Print the data exactly as it appears, keeping every word.

[Start of Attachment]

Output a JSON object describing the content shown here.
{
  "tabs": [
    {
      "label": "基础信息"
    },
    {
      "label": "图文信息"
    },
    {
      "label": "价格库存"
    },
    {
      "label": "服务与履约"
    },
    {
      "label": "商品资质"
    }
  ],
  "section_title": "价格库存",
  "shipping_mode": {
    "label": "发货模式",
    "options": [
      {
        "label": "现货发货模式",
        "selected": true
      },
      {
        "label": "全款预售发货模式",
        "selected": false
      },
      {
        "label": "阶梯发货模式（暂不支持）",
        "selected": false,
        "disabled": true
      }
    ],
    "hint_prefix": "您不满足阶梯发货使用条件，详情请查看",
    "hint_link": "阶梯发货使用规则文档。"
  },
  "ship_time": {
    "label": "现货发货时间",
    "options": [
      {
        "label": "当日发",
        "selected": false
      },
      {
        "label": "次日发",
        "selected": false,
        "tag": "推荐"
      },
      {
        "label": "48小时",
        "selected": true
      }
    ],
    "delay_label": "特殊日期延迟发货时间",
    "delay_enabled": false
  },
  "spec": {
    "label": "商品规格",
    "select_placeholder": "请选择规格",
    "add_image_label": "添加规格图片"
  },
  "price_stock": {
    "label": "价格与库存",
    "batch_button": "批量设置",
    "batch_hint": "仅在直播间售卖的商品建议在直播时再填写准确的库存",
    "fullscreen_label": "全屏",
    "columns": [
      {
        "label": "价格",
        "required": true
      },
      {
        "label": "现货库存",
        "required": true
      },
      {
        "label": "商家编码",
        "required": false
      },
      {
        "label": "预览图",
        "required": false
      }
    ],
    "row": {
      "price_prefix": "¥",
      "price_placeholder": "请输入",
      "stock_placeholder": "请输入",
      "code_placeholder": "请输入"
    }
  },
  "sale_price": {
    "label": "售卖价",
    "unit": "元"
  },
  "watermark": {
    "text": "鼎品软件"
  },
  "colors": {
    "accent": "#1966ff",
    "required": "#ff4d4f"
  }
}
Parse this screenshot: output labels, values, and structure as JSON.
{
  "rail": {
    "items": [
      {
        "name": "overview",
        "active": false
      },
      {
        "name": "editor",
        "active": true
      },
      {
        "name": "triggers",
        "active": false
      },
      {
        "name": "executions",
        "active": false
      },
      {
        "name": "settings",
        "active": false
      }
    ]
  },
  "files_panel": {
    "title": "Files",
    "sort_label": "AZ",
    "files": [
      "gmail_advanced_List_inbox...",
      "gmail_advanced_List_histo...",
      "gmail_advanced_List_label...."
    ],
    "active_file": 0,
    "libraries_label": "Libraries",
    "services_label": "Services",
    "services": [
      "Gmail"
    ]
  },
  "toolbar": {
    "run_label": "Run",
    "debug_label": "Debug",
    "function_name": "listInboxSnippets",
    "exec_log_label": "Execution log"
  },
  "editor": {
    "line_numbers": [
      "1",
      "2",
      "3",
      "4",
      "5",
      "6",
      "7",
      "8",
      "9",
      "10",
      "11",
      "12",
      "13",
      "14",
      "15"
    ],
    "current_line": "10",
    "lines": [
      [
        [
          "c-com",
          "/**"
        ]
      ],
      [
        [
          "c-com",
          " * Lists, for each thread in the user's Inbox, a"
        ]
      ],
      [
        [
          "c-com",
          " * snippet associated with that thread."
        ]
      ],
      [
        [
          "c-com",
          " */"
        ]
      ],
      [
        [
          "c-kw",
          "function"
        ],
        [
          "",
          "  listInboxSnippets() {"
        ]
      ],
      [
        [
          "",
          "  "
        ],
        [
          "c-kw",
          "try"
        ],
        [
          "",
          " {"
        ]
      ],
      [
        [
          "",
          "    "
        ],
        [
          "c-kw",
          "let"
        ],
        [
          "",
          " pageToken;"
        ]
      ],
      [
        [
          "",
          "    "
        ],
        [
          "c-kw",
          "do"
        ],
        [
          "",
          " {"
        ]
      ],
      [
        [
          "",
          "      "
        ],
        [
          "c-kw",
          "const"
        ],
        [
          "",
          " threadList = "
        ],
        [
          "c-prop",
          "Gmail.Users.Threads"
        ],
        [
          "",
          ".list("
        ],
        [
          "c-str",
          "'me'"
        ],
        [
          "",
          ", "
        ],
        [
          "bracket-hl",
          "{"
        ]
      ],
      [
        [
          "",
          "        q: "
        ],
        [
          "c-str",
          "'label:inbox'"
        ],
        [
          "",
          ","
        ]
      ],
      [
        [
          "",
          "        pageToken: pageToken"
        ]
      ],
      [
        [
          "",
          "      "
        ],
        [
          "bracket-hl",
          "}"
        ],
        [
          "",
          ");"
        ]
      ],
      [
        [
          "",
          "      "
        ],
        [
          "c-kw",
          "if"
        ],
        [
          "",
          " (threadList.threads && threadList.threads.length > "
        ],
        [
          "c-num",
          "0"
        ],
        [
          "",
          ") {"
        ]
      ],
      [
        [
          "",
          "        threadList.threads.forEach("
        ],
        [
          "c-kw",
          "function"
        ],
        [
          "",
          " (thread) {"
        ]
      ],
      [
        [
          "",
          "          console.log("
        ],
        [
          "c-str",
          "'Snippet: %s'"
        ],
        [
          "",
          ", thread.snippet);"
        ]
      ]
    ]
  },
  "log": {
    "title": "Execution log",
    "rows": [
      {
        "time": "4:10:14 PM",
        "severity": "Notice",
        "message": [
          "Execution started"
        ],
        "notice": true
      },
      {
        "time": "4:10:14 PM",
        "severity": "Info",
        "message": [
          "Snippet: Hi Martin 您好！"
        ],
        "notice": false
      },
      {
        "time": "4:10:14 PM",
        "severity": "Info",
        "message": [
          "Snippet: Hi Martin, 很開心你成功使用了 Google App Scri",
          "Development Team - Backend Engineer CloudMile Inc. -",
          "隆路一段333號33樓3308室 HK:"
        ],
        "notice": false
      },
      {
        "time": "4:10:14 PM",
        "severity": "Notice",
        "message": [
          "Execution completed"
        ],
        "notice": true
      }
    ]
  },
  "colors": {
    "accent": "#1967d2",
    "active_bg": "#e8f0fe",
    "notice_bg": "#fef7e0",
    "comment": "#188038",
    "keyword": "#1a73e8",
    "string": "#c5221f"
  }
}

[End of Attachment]

Exercise output =>
Output a JSON object describing the content shown here.
{
  "tabs": [
    {
      "label": "基础信息"
    },
    {
      "label": "图文信息"
    },
    {
      "label": "价格库存"
    },
    {
      "label": "服务与履约"
    },
    {
      "label": "商品资质"
    }
  ],
  "section_title": "价格库存",
  "shipping_mode": {
    "label": "发货模式",
    "options": [
      {
        "label": "现货发货模式",
        "selected": true
      },
      {
        "label": "全款预售发货模式",
        "selected": false
      },
      {
        "label": "阶梯发货模式（暂不支持）",
        "selected": false,
        "disabled": true
      }
    ],
    "hint_prefix": "您不满足阶梯发货使用条件，详情请查看",
    "hint_link": "阶梯发货使用规则文档。"
  },
  "ship_time": {
    "label": "现货发货时间",
    "options": [
      {
        "label": "当日发",
        "selected": false
      },
      {
        "label": "次日发",
        "selected": false,
        "tag": "推荐"
      },
      {
        "label": "48小时",
        "selected": true
      }
    ],
    "delay_label": "特殊日期延迟发货时间",
    "delay_enabled": false
  },
  "spec": {
    "label": "商品规格",
    "select_placeholder": "请选择规格",
    "add_image_label": "添加规格图片"
  },
  "price_stock": {
    "label": "价格与库存",
    "batch_button": "批量设置",
    "batch_hint": "仅在直播间售卖的商品建议在直播时再填写准确的库存",
    "fullscreen_label": "全屏",
    "columns": [
      {
        "label": "价格",
        "required": true
      },
      {
        "label": "现货库存",
        "required": true
      },
      {
        "label": "商家编码",
        "required": false
      },
      {
        "label": "预览图",
        "required": false
      }
    ],
    "row": {
      "price_prefix": "¥",
      "price_placeholder": "请输入",
      "stock_placeholder": "请输入",
      "code_placeholder": "请输入"
    }
  },
  "sale_price": {
    "label": "售卖价",
    "unit": "元"
  },
  "watermark": {
    "text": "鼎品软件"
  },
  "colors": {
    "accent": "#1966ff",
    "required": "#ff4d4f"
  }
}
Parse this screenshot: output labels, values, and structure as JSON.
{
  "rail": {
    "items": [
      {
        "name": "overview",
        "active": false
      },
      {
        "name": "editor",
        "active": true
      },
      {
        "name": "triggers",
        "active": false
      },
      {
        "name": "executions",
        "active": false
      },
      {
        "name": "settings",
        "active": false
      }
    ]
  },
  "files_panel": {
    "title": "Files",
    "sort_label": "AZ",
    "files": [
      "gmail_advanced_List_inbox...",
      "gmail_advanced_List_histo...",
      "gmail_advanced_List_label...."
    ],
    "active_file": 0,
    "libraries_label": "Libraries",
    "services_label": "Services",
    "services": [
      "Gmail"
    ]
  },
  "toolbar": {
    "run_label": "Run",
    "debug_label": "Debug",
    "function_name": "listInboxSnippets",
    "exec_log_label": "Execution log"
  },
  "editor": {
    "line_numbers": [
      "1",
      "2",
      "3",
      "4",
      "5",
      "6",
      "7",
      "8",
      "9",
      "10",
      "11",
      "12",
      "13",
      "14",
      "15"
    ],
    "current_line": "10",
    "lines": [
      [
        [
          "c-com",
          "/**"
        ]
      ],
      [
        [
          "c-com",
          " * Lists, for each thread in the user's Inbox, a"
        ]
      ],
      [
        [
          "c-com",
          " * snippet associated with that thread."
        ]
      ],
      [
        [
          "c-com",
          " */"
        ]
      ],
      [
        [
          "c-kw",
          "function"
        ],
        [
          "",
          "  listInboxSnippets() {"
        ]
      ],
      [
        [
          "",
          "  "
        ],
        [
          "c-kw",
          "try"
        ],
        [
          "",
          " {"
        ]
      ],
      [
        [
          "",
          "    "
        ],
        [
          "c-kw",
          "let"
        ],
        [
          "",
          " pageToken;"
        ]
      ],
      [
        [
          "",
          "    "
        ],
        [
          "c-kw",
          "do"
        ],
        [
          "",
          " {"
        ]
      ],
      [
        [
          "",
          "      "
        ],
        [
          "c-kw",
          "const"
        ],
        [
          "",
          " threadList = "
        ],
        [
          "c-prop",
          "Gmail.Users.Threads"
        ],
        [
          "",
          ".list("
        ],
        [
          "c-str",
          "'me'"
        ],
        [
          "",
          ", "
        ],
        [
          "bracket-hl",
          "{"
        ]
      ],
      [
        [
          "",
          "        q: "
        ],
        [
          "c-str",
          "'label:inbox'"
        ],
        [
          "",
          ","
        ]
      ],
      [
        [
          "",
          "        pageToken: pageToken"
        ]
      ],
      [
        [
          "",
          "      "
        ],
        [
          "bracket-hl",
          "}"
        ],
        [
          "",
          ");"
        ]
      ],
      [
        [
          "",
          "      "
        ],
        [
          "c-kw",
          "if"
        ],
        [
          "",
          " (threadList.threads && threadList.threads.length > "
        ],
        [
          "c-num",
          "0"
        ],
        [
          "",
          ") {"
        ]
      ],
      [
        [
          "",
          "        threadList.threads.forEach("
        ],
        [
          "c-kw",
          "function"
        ],
        [
          "",
          " (thread) {"
        ]
      ],
      [
        [
          "",
          "          console.log("
        ],
        [
          "c-str",
          "'Snippet: %s'"
        ],
        [
          "",
          ", thread.snippet);"
        ]
      ]
    ]
  },
  "log": {
    "title": "Execution log",
    "rows": [
      {
        "time": "4:10:14 PM",
        "severity": "Notice",
        "message": [
          "Execution started"
        ],
        "notice": true
      },
      {
        "time": "4:10:14 PM",
        "severity": "Info",
        "message": [
          "Snippet: Hi Martin 您好！"
        ],
        "notice": false
      },
      {
        "time": "4:10:14 PM",
        "severity": "Info",
        "message": [
          "Snippet: Hi Martin, 很開心你成功使用了 Google App Scri",
          "Development Team - Backend Engineer CloudMile Inc. -",
          "隆路一段333號33樓3308室 HK:"
        ],
        "notice": false
      },
      {
        "time": "4:10:14 PM",
        "severity": "Notice",
        "message": [
          "Execution completed"
        ],
        "notice": true
      }
    ]
  },
  "colors": {
    "accent": "#1967d2",
    "active_bg": "#e8f0fe",
    "notice_bg": "#fef7e0",
    "comment": "#188038",
    "keyword": "#1a73e8",
    "string": "#c5221f"
  }
}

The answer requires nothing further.